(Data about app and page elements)
::::::
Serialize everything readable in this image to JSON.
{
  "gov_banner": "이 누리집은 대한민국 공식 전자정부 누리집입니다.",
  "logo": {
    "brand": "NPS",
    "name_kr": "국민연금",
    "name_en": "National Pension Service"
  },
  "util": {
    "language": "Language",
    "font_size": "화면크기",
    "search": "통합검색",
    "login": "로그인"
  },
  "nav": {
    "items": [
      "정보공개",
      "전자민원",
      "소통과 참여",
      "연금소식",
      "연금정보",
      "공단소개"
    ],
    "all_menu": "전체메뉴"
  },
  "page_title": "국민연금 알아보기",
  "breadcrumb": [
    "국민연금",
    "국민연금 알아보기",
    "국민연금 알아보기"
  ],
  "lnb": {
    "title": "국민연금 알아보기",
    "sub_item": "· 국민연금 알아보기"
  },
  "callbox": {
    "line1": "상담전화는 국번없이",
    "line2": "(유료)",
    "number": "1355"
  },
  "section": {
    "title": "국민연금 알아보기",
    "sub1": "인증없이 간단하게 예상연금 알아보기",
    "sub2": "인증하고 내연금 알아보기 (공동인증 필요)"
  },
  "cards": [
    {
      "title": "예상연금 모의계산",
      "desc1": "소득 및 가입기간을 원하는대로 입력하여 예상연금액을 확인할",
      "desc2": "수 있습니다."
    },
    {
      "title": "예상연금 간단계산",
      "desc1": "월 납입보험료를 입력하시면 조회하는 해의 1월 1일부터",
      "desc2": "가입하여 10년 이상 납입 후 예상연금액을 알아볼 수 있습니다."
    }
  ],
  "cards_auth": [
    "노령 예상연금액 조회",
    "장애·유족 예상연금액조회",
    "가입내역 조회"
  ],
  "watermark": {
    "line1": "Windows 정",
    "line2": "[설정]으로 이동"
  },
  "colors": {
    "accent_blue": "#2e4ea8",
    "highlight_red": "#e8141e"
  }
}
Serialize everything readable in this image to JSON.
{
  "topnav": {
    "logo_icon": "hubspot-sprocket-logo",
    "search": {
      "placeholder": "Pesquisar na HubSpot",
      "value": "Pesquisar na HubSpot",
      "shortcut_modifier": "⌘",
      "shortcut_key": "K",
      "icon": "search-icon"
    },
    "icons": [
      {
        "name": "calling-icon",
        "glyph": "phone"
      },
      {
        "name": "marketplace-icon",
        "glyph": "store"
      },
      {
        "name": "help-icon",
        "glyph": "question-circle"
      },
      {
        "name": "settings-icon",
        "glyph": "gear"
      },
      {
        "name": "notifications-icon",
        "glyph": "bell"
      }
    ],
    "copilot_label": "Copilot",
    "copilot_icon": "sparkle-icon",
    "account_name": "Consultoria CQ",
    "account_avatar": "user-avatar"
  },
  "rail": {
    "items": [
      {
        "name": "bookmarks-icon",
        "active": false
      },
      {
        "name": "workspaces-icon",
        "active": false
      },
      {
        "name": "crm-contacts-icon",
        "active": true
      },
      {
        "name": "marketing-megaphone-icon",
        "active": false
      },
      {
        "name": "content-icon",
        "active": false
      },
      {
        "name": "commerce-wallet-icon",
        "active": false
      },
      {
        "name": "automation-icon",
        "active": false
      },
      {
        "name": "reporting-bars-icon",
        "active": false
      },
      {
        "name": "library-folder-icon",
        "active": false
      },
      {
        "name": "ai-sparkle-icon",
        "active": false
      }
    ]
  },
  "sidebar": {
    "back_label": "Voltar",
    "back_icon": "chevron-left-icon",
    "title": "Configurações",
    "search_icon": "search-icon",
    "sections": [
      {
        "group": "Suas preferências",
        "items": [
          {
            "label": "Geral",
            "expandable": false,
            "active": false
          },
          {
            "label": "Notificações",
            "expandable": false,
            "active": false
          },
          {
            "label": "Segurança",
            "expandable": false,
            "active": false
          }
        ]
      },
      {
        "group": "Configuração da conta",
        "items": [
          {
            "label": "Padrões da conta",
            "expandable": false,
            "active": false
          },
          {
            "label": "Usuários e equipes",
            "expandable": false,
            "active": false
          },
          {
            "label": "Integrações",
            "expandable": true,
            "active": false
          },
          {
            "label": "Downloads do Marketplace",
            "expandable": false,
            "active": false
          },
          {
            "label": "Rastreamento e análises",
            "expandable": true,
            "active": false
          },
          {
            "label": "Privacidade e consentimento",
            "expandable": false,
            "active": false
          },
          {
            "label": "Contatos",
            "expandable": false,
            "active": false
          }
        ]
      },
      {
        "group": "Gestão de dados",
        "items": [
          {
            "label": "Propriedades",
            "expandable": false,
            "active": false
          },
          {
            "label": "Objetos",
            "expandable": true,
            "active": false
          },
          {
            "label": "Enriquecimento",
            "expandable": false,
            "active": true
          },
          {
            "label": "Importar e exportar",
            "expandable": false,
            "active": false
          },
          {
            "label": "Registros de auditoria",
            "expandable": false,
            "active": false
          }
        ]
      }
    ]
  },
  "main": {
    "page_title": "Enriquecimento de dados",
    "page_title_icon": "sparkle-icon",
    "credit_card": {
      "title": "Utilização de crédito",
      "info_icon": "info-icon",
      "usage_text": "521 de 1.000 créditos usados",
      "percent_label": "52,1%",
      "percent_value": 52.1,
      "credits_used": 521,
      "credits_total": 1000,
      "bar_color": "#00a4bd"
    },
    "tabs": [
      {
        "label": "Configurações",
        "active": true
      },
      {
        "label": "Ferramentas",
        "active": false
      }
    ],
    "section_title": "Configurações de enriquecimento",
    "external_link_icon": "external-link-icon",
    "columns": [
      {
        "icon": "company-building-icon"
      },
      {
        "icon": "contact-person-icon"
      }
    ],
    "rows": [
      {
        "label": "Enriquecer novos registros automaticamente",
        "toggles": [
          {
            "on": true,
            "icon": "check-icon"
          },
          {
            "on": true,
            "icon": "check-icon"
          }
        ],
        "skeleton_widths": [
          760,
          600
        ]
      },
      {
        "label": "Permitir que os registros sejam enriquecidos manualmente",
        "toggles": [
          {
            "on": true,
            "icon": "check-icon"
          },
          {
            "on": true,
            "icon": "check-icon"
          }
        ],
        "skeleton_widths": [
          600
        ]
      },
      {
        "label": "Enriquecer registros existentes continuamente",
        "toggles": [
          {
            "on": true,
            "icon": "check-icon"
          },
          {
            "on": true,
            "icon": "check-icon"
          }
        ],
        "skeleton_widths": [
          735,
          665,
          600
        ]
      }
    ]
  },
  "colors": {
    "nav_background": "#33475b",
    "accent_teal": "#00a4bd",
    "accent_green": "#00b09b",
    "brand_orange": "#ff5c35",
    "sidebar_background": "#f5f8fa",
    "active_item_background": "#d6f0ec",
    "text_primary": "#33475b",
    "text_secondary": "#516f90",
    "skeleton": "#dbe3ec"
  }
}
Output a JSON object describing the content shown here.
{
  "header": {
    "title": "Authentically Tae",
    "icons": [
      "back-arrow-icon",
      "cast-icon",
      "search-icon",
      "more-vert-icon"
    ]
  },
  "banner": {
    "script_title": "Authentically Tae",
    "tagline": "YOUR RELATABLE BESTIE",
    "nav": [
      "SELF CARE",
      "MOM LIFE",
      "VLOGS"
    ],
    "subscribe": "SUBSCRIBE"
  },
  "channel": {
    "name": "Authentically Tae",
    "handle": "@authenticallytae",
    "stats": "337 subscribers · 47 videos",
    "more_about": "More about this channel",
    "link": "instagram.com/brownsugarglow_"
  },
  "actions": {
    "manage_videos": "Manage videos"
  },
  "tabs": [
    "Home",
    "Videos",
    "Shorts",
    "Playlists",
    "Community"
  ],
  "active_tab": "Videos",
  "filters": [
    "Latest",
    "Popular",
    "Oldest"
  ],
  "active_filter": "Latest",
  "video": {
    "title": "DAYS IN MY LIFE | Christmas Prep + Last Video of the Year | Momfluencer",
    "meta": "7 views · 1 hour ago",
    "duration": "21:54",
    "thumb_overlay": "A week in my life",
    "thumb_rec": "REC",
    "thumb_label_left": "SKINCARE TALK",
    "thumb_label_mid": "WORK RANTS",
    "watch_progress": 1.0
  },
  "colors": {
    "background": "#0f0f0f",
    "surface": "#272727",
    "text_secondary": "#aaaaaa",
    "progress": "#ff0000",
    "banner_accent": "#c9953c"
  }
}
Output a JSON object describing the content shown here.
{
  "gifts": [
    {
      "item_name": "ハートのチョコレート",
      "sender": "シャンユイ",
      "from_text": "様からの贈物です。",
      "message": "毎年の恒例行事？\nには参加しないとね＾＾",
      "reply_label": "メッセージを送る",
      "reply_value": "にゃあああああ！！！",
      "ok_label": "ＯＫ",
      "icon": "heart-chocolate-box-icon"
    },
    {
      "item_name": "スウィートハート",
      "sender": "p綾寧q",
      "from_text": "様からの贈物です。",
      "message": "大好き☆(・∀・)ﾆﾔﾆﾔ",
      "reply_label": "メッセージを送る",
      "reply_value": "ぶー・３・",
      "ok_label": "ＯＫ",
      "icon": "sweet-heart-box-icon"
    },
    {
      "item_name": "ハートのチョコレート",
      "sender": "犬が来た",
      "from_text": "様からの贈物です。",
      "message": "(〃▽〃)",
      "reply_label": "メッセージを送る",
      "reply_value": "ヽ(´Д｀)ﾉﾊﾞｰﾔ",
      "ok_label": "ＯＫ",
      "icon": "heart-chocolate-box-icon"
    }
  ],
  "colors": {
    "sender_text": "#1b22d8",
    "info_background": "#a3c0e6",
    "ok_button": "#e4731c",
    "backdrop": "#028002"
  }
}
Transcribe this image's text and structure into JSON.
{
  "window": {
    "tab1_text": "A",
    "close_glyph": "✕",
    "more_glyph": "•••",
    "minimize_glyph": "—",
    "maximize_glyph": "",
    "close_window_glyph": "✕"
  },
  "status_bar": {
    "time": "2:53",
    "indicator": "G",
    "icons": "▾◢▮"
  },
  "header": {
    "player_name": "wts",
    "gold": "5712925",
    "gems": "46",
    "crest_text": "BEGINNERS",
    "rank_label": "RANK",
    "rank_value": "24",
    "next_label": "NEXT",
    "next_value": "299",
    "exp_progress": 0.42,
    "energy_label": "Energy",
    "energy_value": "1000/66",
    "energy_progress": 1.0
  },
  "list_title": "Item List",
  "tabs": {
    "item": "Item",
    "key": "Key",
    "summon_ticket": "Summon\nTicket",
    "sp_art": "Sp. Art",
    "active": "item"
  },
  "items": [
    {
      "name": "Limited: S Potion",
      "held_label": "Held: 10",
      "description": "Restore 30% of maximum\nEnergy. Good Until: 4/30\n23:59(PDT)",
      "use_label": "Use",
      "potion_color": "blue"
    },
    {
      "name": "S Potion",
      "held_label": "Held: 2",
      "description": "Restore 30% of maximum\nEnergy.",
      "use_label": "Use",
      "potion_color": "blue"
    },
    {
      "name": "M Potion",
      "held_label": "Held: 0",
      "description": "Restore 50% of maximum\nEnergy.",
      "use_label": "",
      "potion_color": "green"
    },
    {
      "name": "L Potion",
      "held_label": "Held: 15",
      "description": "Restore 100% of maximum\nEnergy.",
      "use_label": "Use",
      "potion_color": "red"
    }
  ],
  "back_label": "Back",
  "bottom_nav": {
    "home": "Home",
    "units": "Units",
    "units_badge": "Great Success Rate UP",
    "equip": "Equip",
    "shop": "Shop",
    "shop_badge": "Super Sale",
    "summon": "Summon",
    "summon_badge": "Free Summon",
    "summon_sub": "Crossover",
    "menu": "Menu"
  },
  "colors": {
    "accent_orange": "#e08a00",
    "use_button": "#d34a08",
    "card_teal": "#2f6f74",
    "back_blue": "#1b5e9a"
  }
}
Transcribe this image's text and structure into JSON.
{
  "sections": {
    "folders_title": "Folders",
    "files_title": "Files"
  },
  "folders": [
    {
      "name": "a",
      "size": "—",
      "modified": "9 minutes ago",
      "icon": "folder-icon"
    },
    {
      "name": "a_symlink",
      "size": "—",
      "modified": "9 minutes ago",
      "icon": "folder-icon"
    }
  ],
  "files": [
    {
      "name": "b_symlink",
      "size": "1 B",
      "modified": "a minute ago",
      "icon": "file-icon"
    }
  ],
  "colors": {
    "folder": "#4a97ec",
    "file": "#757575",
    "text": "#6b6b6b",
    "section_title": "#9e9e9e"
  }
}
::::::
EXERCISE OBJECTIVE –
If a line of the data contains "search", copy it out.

FINISHED EXERCISE –
    "search": "통합검색",
    "search": {
      "icon": "search-icon"
    "search_icon": "search-icon",
      "search-icon",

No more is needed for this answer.